Instructions to follow: Please report each line of the data below that contains "PARCIAL".
*** Record excerpts Section Begins ***
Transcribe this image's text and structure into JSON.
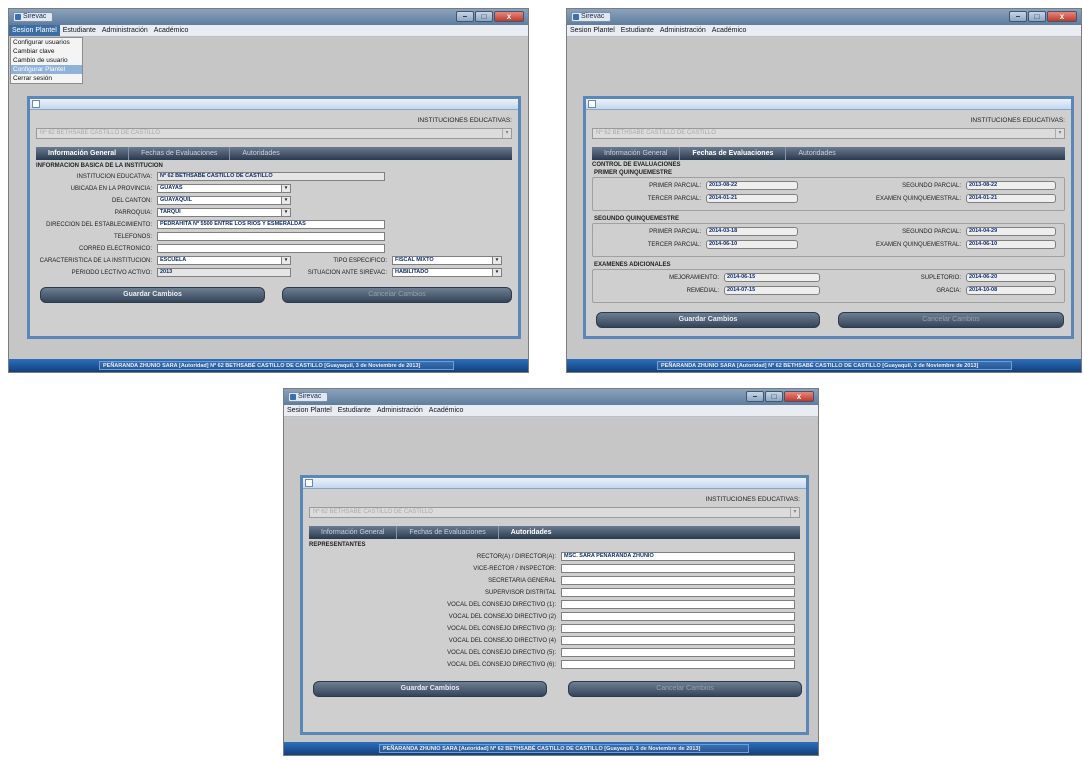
{
  "window": {
    "title": "Sirevac",
    "minimize": "–",
    "maximize": "□",
    "close": "x"
  },
  "menu": {
    "sesion": "Sesion Plantel",
    "estudiante": "Estudiante",
    "administracion": "Administración",
    "academico": "Académico"
  },
  "dropdown": [
    "Configurar usuarios",
    "Cambiar clave",
    "Cambio de usuario",
    "Configurar Plantel",
    "Cerrar sesión"
  ],
  "institution": {
    "label": "INSTITUCIONES EDUCATIVAS:",
    "value": "Nº 62 BETHSABÉ CASTILLO DE CASTILLO"
  },
  "tabs": {
    "general": "Información General",
    "fechas": "Fechas de Evaluaciones",
    "autoridades": "Autoridades"
  },
  "general": {
    "section": "INFORMACION BASICA DE LA INSTITUCION",
    "institucion_label": "INSTITUCION EDUCATIVA:",
    "institucion_value": "Nº 62 BETHSABÉ CASTILLO DE CASTILLO",
    "provincia_label": "UBICADA EN LA PROVINCIA:",
    "provincia_value": "GUAYAS",
    "canton_label": "DEL CANTON:",
    "canton_value": "GUAYAQUIL",
    "parroquia_label": "PARROQUIA:",
    "parroquia_value": "TARQUI",
    "direccion_label": "DIRECCION DEL ESTABLECIMIENTO:",
    "direccion_value": "PEDRAHITA Nº 5500 ENTRE LOS RIOS Y ESMERALDAS",
    "telefonos_label": "TELEFONOS:",
    "telefonos_value": "",
    "correo_label": "CORREO ELECTRONICO:",
    "correo_value": "",
    "caracteristica_label": "CARACTERISTICA DE LA INSTITUCION:",
    "caracteristica_value": "ESCUELA",
    "tipo_label": "TIPO ESPECIFICO:",
    "tipo_value": "FISCAL MIXTO",
    "periodo_label": "PERIODO LECTIVO ACTIVO:",
    "periodo_value": "2013",
    "situacion_label": "SITUACION ANTE SIREVAC:",
    "situacion_value": "HABILITADO"
  },
  "fechas": {
    "section": "CONTROL DE EVALUACIONES",
    "q1_title": "PRIMER QUINQUEMESTRE",
    "q2_title": "SEGUNDO QUINQUEMESTRE",
    "extra_title": "EXAMENES ADICIONALES",
    "primer_parcial": "PRIMER PARCIAL:",
    "segundo_parcial": "SEGUNDO PARCIAL:",
    "tercer_parcial": "TERCER PARCIAL:",
    "examen_quinq": "EXAMEN QUINQUEMESTRAL:",
    "q1_primer": "2013-08-22",
    "q1_segundo": "2013-08-22",
    "q1_tercer": "2014-01-21",
    "q1_examen": "2014-01-21",
    "q2_primer": "2014-03-18",
    "q2_segundo": "2014-04-29",
    "q2_tercer": "2014-06-10",
    "q2_examen": "2014-06-10",
    "mejoramiento_label": "MEJORAMIENTO:",
    "mejoramiento_value": "2014-06-15",
    "supletorio_label": "SUPLETORIO:",
    "supletorio_value": "2014-06-20",
    "remedial_label": "REMEDIAL:",
    "remedial_value": "2014-07-15",
    "gracia_label": "GRACIA:",
    "gracia_value": "2014-10-08"
  },
  "autoridades": {
    "section": "REPRESENTANTES",
    "rows": [
      {
        "label": "RECTOR(A) / DIRECTOR(A):",
        "value": "MSC. SARA PEÑARANDA ZHUNIO"
      },
      {
        "label": "VICE-RECTOR / INSPECTOR:",
        "value": ""
      },
      {
        "label": "SECRETARIA GENERAL",
        "value": ""
      },
      {
        "label": "SUPERVISOR DISTRITAL",
        "value": ""
      },
      {
        "label": "VOCAL DEL CONSEJO DIRECTIVO (1):",
        "value": ""
      },
      {
        "label": "VOCAL DEL CONSEJO DIRECTIVO (2)",
        "value": ""
      },
      {
        "label": "VOCAL DEL CONSEJO DIRECTIVO (3):",
        "value": ""
      },
      {
        "label": "VOCAL DEL CONSEJO DIRECTIVO (4)",
        "value": ""
      },
      {
        "label": "VOCAL DEL CONSEJO DIRECTIVO (5):",
        "value": ""
      },
      {
        "label": "VOCAL DEL CONSEJO DIRECTIVO (6):",
        "value": ""
      }
    ]
  },
  "buttons": {
    "guardar": "Guardar Cambios",
    "cancelar": "Cancelar Cambios"
  },
  "status": "PEÑARANDA ZHUNIO SARA [Autoridad]  Nº 62 BETHSABÉ CASTILLO DE CASTILLO [Guayaquil, 3 de Noviembre de 2013]",
  "colors": {
    "accent": "#5a86b8",
    "tab_bar": "#2a3a4e",
    "status_bar": "#1c56a0"
  }
}
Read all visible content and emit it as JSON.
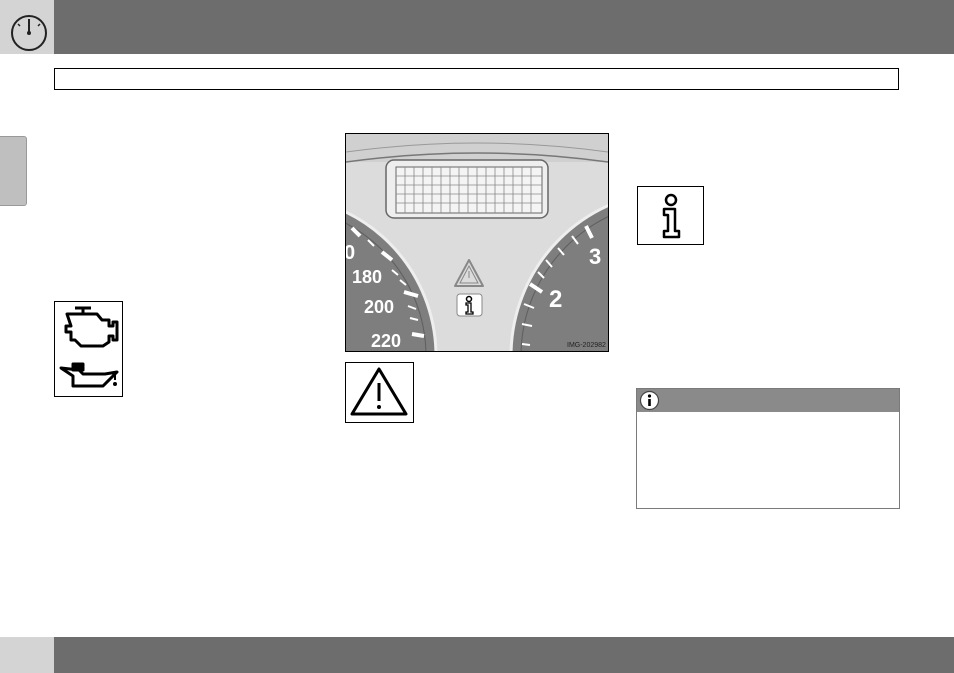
{
  "header": {
    "icon": "speedometer-icon"
  },
  "section": {
    "title": ""
  },
  "icons": {
    "engine": "check-engine-icon",
    "oil": "oil-can-icon",
    "warning": "warning-triangle-icon",
    "info": "information-icon",
    "note": "note-info-icon"
  },
  "cluster": {
    "speed_labels": [
      "0",
      "180",
      "200",
      "220"
    ],
    "rpm_labels": [
      "3",
      "2"
    ],
    "image_code": "IMG-202982"
  },
  "note": {
    "header": ""
  },
  "footer": {
    "page_number": ""
  }
}
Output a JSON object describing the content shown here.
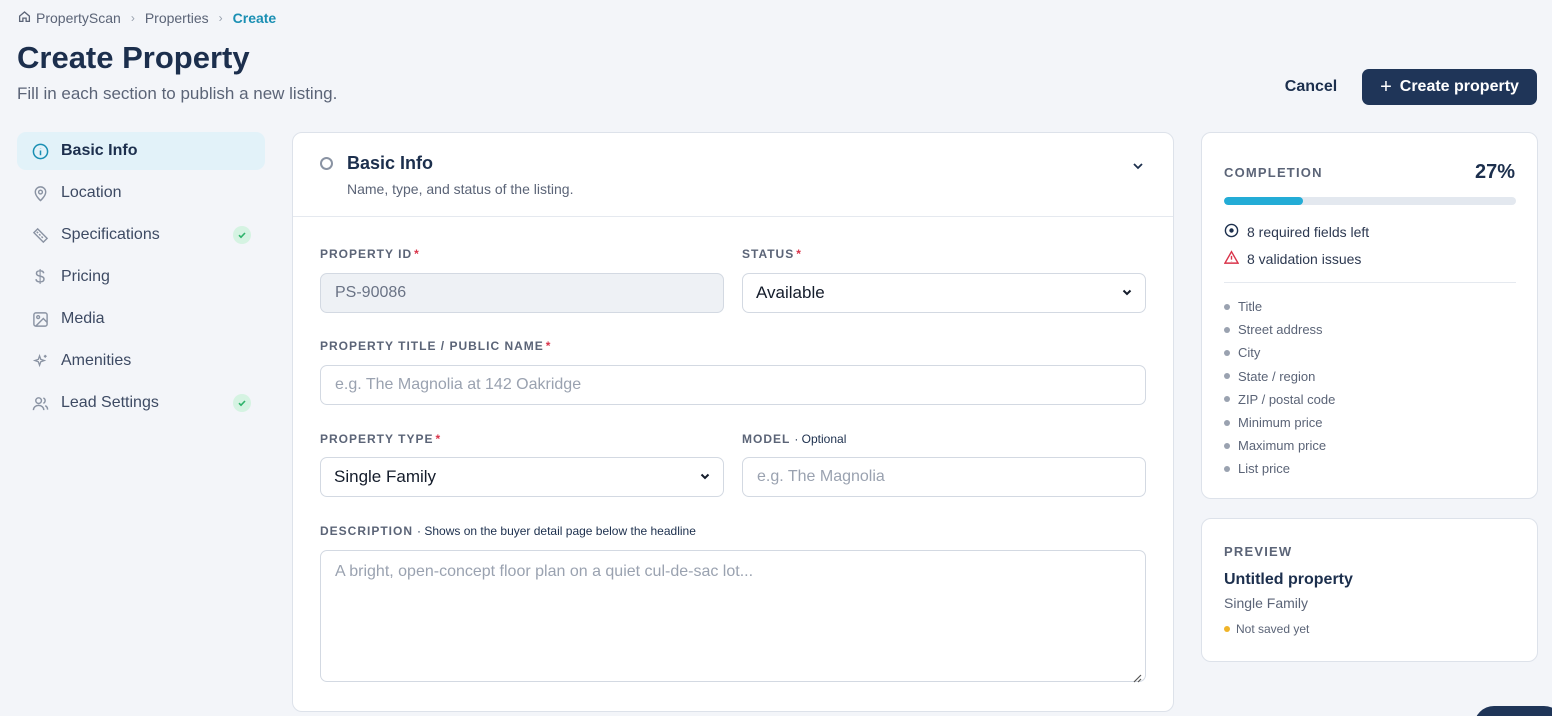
{
  "breadcrumb": {
    "home": "PropertyScan",
    "properties": "Properties",
    "current": "Create"
  },
  "page": {
    "title": "Create Property",
    "subtitle": "Fill in each section to publish a new listing."
  },
  "actions": {
    "cancel": "Cancel",
    "create": "Create property"
  },
  "sidebar": {
    "items": [
      {
        "label": "Basic Info",
        "icon": "info-icon",
        "active": true,
        "complete": false
      },
      {
        "label": "Location",
        "icon": "map-pin-icon",
        "active": false,
        "complete": false
      },
      {
        "label": "Specifications",
        "icon": "ruler-icon",
        "active": false,
        "complete": true
      },
      {
        "label": "Pricing",
        "icon": "dollar-icon",
        "active": false,
        "complete": false
      },
      {
        "label": "Media",
        "icon": "image-icon",
        "active": false,
        "complete": false
      },
      {
        "label": "Amenities",
        "icon": "sparkles-icon",
        "active": false,
        "complete": false
      },
      {
        "label": "Lead Settings",
        "icon": "users-icon",
        "active": false,
        "complete": true
      }
    ]
  },
  "section": {
    "title": "Basic Info",
    "description": "Name, type, and status of the listing."
  },
  "form": {
    "property_id": {
      "label": "Property ID",
      "value": "PS-90086"
    },
    "status": {
      "label": "Status",
      "value": "Available"
    },
    "title": {
      "label": "Property Title / Public Name",
      "placeholder": "e.g. The Magnolia at 142 Oakridge"
    },
    "type": {
      "label": "Property Type",
      "value": "Single Family"
    },
    "model": {
      "label": "Model",
      "hint": "· Optional",
      "placeholder": "e.g. The Magnolia"
    },
    "description": {
      "label": "Description",
      "hint": "· Shows on the buyer detail page below the headline",
      "placeholder": "A bright, open-concept floor plan on a quiet cul-de-sac lot..."
    }
  },
  "completion": {
    "label": "Completion",
    "percent_text": "27%",
    "progress": 0.27,
    "required_left": "8 required fields left",
    "validation_issues": "8 validation issues",
    "missing": [
      "Title",
      "Street address",
      "City",
      "State / region",
      "ZIP / postal code",
      "Minimum price",
      "Maximum price",
      "List price"
    ]
  },
  "preview": {
    "label": "Preview",
    "title": "Untitled property",
    "type": "Single Family",
    "status": "Not saved yet"
  },
  "colors": {
    "accent": "#23acd6",
    "primary": "#1f3558",
    "success": "#2fb36b",
    "warning": "#f0b429",
    "danger": "#d9344a"
  }
}
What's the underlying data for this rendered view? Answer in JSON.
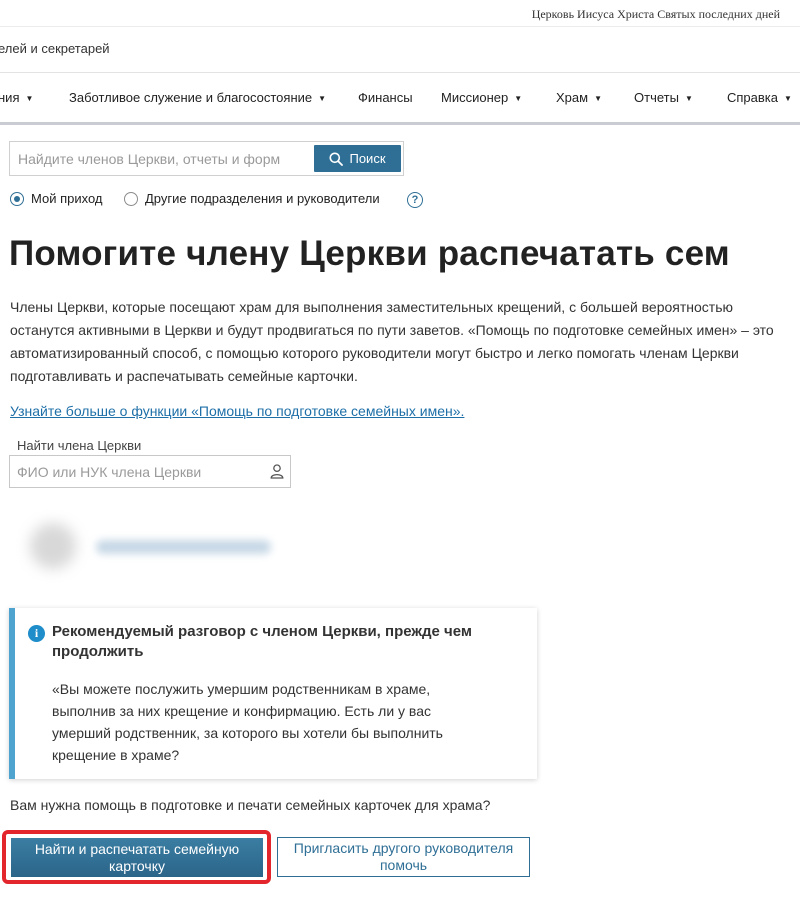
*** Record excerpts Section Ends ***
Answer to the problem:
    "primer_parcial": "PRIMER PARCIAL:",
    "segundo_parcial": "SEGUNDO PARCIAL:",
    "tercer_parcial": "TERCER PARCIAL:",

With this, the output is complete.